> First Shares Purchased: 1989

> Date Sold: Still Held

> Amount Made: $4.32 Billion

> % Gain: n/a

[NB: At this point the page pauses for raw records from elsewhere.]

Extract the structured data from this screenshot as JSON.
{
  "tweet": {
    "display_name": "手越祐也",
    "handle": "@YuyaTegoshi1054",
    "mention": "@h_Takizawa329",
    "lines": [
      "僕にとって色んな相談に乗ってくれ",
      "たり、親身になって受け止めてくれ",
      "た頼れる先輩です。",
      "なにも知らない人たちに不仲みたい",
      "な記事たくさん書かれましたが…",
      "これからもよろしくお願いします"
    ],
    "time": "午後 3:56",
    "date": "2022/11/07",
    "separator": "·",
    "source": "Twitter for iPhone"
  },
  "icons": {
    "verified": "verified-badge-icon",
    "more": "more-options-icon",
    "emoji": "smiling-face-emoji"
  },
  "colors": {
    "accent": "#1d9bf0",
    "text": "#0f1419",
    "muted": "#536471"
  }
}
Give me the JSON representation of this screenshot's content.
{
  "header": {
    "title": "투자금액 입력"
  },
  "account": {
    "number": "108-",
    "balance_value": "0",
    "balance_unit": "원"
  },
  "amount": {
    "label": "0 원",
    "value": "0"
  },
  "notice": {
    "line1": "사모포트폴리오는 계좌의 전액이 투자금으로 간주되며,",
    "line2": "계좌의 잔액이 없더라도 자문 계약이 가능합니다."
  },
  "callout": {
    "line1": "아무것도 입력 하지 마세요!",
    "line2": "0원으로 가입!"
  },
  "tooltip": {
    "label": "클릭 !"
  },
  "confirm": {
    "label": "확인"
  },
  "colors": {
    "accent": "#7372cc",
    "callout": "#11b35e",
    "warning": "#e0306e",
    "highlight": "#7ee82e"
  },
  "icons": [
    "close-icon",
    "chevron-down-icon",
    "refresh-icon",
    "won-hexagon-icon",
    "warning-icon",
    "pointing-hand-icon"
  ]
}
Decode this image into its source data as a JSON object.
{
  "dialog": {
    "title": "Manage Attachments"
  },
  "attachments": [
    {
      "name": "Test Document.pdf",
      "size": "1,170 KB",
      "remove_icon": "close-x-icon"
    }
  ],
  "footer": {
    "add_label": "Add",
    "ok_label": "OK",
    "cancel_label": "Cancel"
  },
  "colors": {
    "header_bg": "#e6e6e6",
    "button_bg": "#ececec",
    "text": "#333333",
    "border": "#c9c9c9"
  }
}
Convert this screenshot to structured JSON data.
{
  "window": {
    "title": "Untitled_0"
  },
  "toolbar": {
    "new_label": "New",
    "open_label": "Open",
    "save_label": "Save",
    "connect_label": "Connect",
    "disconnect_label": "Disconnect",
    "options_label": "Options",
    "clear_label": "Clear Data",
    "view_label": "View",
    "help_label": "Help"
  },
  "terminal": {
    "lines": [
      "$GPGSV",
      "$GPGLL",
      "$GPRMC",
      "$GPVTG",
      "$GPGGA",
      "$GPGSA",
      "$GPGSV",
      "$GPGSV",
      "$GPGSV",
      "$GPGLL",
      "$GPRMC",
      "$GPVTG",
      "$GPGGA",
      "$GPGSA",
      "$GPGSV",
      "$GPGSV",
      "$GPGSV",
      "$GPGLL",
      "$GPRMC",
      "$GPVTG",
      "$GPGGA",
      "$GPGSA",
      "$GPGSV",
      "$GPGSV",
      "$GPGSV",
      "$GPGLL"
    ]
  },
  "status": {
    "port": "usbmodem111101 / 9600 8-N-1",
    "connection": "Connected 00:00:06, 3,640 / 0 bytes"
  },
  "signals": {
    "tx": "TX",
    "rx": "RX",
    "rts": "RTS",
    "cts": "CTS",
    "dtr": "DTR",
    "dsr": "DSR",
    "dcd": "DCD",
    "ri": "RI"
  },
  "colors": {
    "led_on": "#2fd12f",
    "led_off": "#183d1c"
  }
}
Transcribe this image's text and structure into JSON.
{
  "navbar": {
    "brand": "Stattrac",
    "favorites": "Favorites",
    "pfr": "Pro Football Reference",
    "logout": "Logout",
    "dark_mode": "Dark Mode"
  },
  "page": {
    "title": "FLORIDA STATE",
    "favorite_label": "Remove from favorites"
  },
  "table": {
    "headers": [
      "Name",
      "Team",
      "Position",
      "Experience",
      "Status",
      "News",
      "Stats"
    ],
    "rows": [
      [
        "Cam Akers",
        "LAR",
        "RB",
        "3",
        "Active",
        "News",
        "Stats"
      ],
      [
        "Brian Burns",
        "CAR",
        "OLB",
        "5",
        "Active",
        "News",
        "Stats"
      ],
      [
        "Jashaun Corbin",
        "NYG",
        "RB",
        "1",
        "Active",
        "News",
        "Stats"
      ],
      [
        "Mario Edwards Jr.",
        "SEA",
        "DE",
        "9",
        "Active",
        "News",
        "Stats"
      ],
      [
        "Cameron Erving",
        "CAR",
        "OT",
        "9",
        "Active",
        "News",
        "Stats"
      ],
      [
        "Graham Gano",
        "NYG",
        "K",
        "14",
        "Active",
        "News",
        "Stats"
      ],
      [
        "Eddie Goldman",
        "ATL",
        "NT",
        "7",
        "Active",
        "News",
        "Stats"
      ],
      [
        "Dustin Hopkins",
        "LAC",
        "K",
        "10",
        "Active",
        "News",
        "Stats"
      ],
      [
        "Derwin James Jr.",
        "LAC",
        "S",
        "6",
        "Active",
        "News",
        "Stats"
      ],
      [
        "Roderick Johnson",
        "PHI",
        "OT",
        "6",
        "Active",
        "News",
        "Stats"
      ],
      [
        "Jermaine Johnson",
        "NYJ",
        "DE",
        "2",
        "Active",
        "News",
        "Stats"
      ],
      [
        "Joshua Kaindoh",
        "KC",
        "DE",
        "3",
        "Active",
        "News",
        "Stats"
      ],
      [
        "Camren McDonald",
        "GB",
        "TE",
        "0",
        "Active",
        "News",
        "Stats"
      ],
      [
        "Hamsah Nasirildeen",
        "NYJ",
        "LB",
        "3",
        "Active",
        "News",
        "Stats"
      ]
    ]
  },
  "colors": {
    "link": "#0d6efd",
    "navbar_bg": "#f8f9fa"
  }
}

Procter & Gamble (NYSE: PG) does not seem to be a top gainer for Berkshire Hathaway with a $20 million unrealized gain on a $4.321 billion cost basis as of September 30, 2010.  You have to go back to the days of Gillette to see where Buffett got extraordinary gains after P&G first acquired the razor company.  The Gillette Company cost basis was listed as $600 million in 2001 with an equity value of $3.206 billion.  When P&G announced the acquisition, the deal reportedly gave Buffett a one-day paper profit of about $650 million and a total gain of $4.4 billion overall.  Warren Buffett called it “a dream merger” and then decided to increase his P&G holdings.  Buying a big razor blade maker stake turned out to be one of his best bets ever. Team Buffett makes accounting changes from time to time and after acquisitions, and that may contribute to why there was only a $20 million unrealized gain as of September 30, 2010 on what is listed as a cost basis of $4.321 billion.